(EXERCISE MATERIALS Opens)
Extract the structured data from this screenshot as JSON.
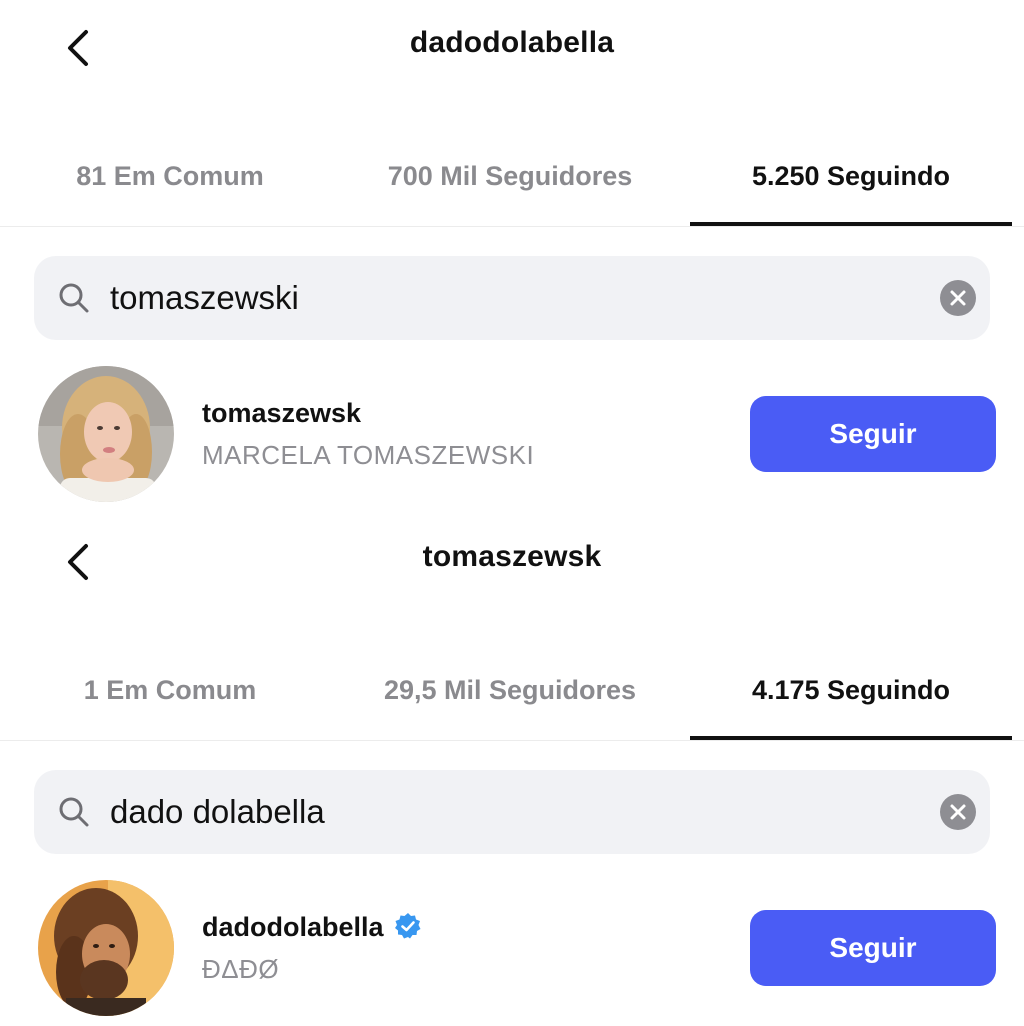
{
  "screens": [
    {
      "header": {
        "title": "dadodolabella"
      },
      "tabs": [
        {
          "label": "81 Em Comum",
          "active": false
        },
        {
          "label": "700 Mil Seguidores",
          "active": false
        },
        {
          "label": "5.250 Seguindo",
          "active": true
        }
      ],
      "search": {
        "value": "tomaszewski"
      },
      "result": {
        "username": "tomaszewsk",
        "full_name": "MARCELA TOMASZEWSKI",
        "verified": false,
        "button_label": "Seguir"
      }
    },
    {
      "header": {
        "title": "tomaszewsk"
      },
      "tabs": [
        {
          "label": "1 Em Comum",
          "active": false
        },
        {
          "label": "29,5 Mil Seguidores",
          "active": false
        },
        {
          "label": "4.175 Seguindo",
          "active": true
        }
      ],
      "search": {
        "value": "dado dolabella"
      },
      "result": {
        "username": "dadodolabella",
        "full_name": "ÐΔÐØ",
        "verified": true,
        "button_label": "Seguir"
      }
    }
  ],
  "icons": {
    "back": "chevron-left-icon",
    "search": "search-icon",
    "clear": "clear-x-icon",
    "verified": "verified-badge-icon"
  },
  "colors": {
    "follow_button": "#4a5cf5",
    "search_bg": "#f1f2f5",
    "inactive_tab": "#8a8a8e",
    "verified": "#3897f0"
  }
}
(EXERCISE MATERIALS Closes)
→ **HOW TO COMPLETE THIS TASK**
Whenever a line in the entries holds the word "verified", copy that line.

→ **FINAL ANSWER**
        "verified": false,
        "verified": true,
    "verified": "verified-badge-icon"
    "verified": "#3897f0"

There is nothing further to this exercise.